● **TASK REQUIREMENTS**: After reading the data below, copy out every line that contains the word "icon".

[Stored dataset items]

=====

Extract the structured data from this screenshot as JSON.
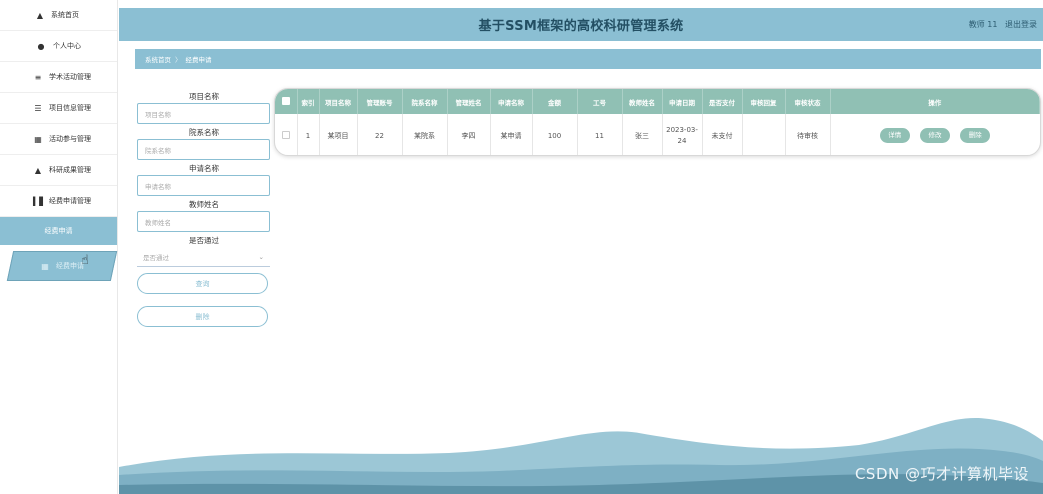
{
  "app": {
    "title": "基于SSM框架的高校科研管理系统",
    "user_label": "教师 11",
    "logout_label": "退出登录"
  },
  "sidebar": {
    "items": [
      {
        "label": "系统首页",
        "icon": "home-icon"
      },
      {
        "label": "个人中心",
        "icon": "user-icon"
      },
      {
        "label": "学术活动管理",
        "icon": "sliders-icon"
      },
      {
        "label": "项目信息管理",
        "icon": "list-icon"
      },
      {
        "label": "活动参与管理",
        "icon": "grid-icon"
      },
      {
        "label": "科研成果管理",
        "icon": "person-icon"
      },
      {
        "label": "经费申请管理",
        "icon": "bar-chart-icon"
      }
    ],
    "submenu": [
      {
        "label": "经费申请"
      },
      {
        "label": "经费申请"
      }
    ]
  },
  "breadcrumb": {
    "home": "系统首页",
    "separator": "〉",
    "current": "经费申请"
  },
  "search": {
    "project_label": "项目名称",
    "project_placeholder": "项目名称",
    "college_label": "院系名称",
    "college_placeholder": "院系名称",
    "apply_label": "申请名称",
    "apply_placeholder": "申请名称",
    "teacher_label": "教师姓名",
    "teacher_placeholder": "教师姓名",
    "passed_label": "是否通过",
    "passed_selected": "是否通过",
    "query_button": "查询",
    "delete_button": "删除"
  },
  "table": {
    "columns": [
      "索引",
      "项目名称",
      "管理账号",
      "院系名称",
      "管理姓名",
      "申请名称",
      "金额",
      "工号",
      "教师姓名",
      "申请日期",
      "是否支付",
      "审核回复",
      "审核状态",
      "操作"
    ],
    "rows": [
      {
        "index": "1",
        "project": "某项目",
        "account": "22",
        "college": "某院系",
        "manager": "李四",
        "apply": "某申请",
        "amount": "100",
        "job_no": "11",
        "teacher": "张三",
        "date": "2023-03-24",
        "paid": "未支付",
        "reply": "",
        "status": "待审核"
      }
    ],
    "actions": {
      "detail": "详情",
      "edit": "修改",
      "delete": "删除"
    }
  },
  "watermark": "CSDN @巧才计算机毕设",
  "colors": {
    "primary": "#8bbfd3",
    "table_header": "#90c0b4",
    "wave_light": "#9cc7d6",
    "wave_dark": "#5e93a8"
  }
}
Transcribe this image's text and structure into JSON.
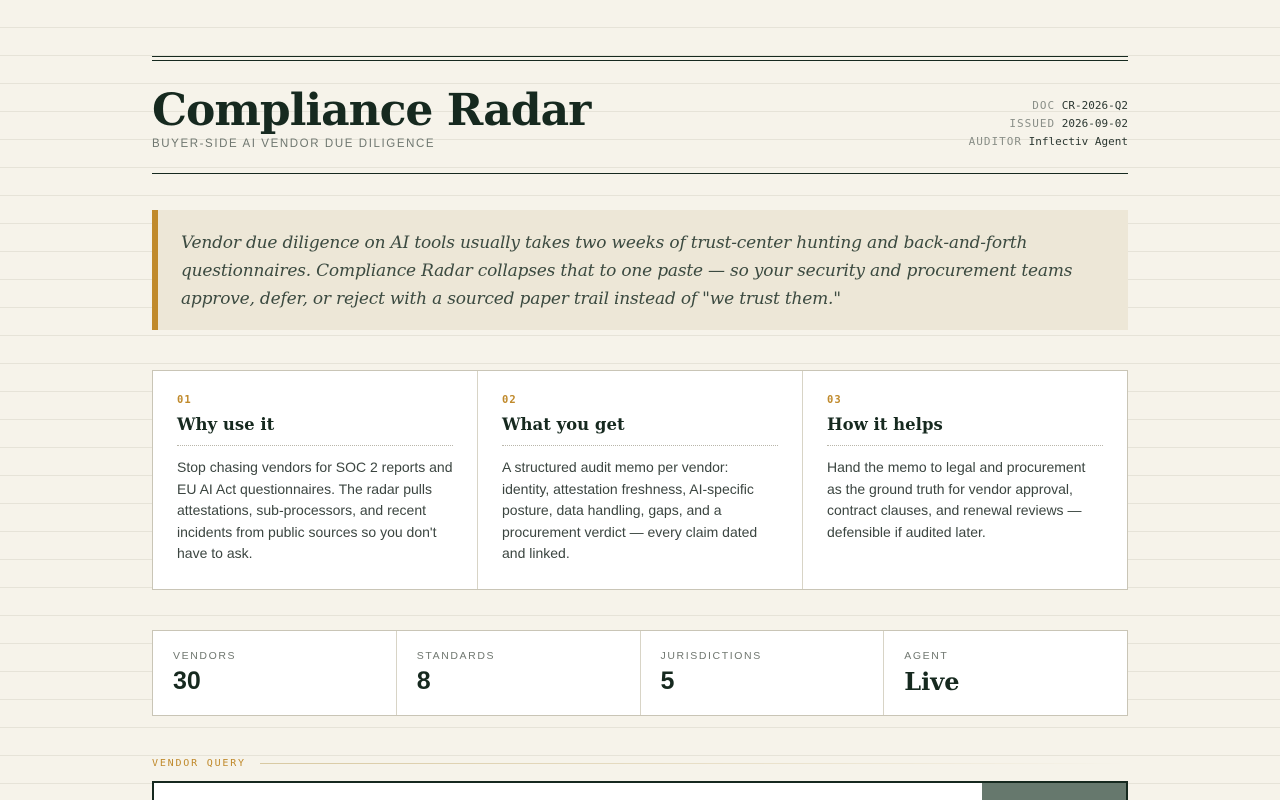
{
  "header": {
    "title": "Compliance Radar",
    "subtitle": "BUYER-SIDE AI VENDOR DUE DILIGENCE",
    "meta": [
      {
        "key": "DOC",
        "value": "CR-2026-Q2"
      },
      {
        "key": "ISSUED",
        "value": "2026-09-02"
      },
      {
        "key": "AUDITOR",
        "value": "Inflectiv Agent"
      }
    ]
  },
  "intro": {
    "quote": "Vendor due diligence on AI tools usually takes two weeks of trust-center hunting and back-and-forth questionnaires. Compliance Radar collapses that to one paste — so your security and procurement teams approve, defer, or reject with a sourced paper trail instead of \"we trust them.\""
  },
  "features": [
    {
      "number": "01",
      "title": "Why use it",
      "body": "Stop chasing vendors for SOC 2 reports and EU AI Act questionnaires. The radar pulls attestations, sub-processors, and recent incidents from public sources so you don't have to ask."
    },
    {
      "number": "02",
      "title": "What you get",
      "body": "A structured audit memo per vendor: identity, attestation freshness, AI-specific posture, data handling, gaps, and a procurement verdict — every claim dated and linked."
    },
    {
      "number": "03",
      "title": "How it helps",
      "body": "Hand the memo to legal and procurement as the ground truth for vendor approval, contract clauses, and renewal reviews — defensible if audited later."
    }
  ],
  "stats": [
    {
      "label": "VENDORS",
      "value": "30"
    },
    {
      "label": "STANDARDS",
      "value": "8"
    },
    {
      "label": "JURISDICTIONS",
      "value": "5"
    },
    {
      "label": "AGENT",
      "value": "Live"
    }
  ],
  "query": {
    "label": "VENDOR QUERY",
    "input_value": "",
    "button_label": ""
  },
  "colors": {
    "accent": "#c08a2c",
    "ink": "#16291f",
    "paper": "#f6f3ea",
    "button": "#66786d"
  }
}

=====

● **ANSWER SECTION**:
        "icon": "home-icon"
        "icon": "user-icon"
        "icon": "sliders-icon"
        "icon": "list-icon"
        "icon": "grid-icon"
        "icon": "person-icon"
        "icon": "bar-chart-icon"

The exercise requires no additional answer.